• Exercise description:
All that is wanted is how many lines in the records below include the string "icon".

──────

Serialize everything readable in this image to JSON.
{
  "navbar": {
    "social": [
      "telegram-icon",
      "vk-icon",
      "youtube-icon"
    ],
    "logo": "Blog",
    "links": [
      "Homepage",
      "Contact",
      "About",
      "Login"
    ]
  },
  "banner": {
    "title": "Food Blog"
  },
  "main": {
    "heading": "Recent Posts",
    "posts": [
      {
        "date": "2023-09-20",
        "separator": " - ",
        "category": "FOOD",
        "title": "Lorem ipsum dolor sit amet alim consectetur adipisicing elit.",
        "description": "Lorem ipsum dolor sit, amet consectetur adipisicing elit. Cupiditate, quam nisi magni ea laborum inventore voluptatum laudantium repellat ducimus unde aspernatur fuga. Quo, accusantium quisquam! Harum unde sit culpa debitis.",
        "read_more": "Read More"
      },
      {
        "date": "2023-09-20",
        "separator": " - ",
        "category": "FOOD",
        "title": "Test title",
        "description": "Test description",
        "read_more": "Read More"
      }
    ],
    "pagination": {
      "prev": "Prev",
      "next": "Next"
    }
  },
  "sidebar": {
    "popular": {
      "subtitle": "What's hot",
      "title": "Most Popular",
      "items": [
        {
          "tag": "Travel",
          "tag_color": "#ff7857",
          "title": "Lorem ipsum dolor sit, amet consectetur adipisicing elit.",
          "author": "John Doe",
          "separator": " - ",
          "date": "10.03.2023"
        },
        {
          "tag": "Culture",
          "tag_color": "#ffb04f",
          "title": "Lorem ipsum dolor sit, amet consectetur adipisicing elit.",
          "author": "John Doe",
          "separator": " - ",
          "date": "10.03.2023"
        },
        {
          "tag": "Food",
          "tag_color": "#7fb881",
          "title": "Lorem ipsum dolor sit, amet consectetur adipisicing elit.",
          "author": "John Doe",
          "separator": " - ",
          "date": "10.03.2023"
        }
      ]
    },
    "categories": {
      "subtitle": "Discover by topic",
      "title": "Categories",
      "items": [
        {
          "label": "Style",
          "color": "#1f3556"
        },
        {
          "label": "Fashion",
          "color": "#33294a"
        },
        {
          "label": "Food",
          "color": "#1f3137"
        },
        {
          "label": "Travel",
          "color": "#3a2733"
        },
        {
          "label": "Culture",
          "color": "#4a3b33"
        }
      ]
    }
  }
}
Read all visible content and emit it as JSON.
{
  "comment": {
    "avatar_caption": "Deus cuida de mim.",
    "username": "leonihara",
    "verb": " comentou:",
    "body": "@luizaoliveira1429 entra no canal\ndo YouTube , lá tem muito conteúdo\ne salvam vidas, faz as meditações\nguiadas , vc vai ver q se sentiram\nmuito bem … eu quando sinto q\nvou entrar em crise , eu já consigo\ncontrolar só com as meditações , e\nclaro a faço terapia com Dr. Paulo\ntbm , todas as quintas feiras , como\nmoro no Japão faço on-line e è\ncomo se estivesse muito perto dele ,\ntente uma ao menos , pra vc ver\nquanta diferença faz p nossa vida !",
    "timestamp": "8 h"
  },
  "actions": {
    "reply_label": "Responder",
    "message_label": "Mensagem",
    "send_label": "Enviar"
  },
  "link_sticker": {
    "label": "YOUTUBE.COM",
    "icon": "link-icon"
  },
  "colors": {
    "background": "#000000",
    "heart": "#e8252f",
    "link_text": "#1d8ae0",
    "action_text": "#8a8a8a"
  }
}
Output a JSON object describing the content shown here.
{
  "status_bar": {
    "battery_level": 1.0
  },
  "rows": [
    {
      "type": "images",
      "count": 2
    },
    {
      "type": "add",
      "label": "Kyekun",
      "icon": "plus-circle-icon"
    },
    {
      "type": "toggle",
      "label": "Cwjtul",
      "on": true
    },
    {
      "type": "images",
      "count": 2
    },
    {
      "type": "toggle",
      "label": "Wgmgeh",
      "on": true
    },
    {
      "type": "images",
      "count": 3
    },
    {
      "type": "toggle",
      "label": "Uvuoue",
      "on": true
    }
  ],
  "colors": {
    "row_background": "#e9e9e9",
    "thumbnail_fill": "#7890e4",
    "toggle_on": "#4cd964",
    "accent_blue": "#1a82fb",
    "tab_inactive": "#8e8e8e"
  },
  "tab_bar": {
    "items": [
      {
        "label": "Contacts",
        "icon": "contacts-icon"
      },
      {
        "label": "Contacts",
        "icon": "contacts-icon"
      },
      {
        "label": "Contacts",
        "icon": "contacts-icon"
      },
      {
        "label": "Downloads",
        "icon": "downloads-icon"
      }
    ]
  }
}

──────

• Output for this exercise:
9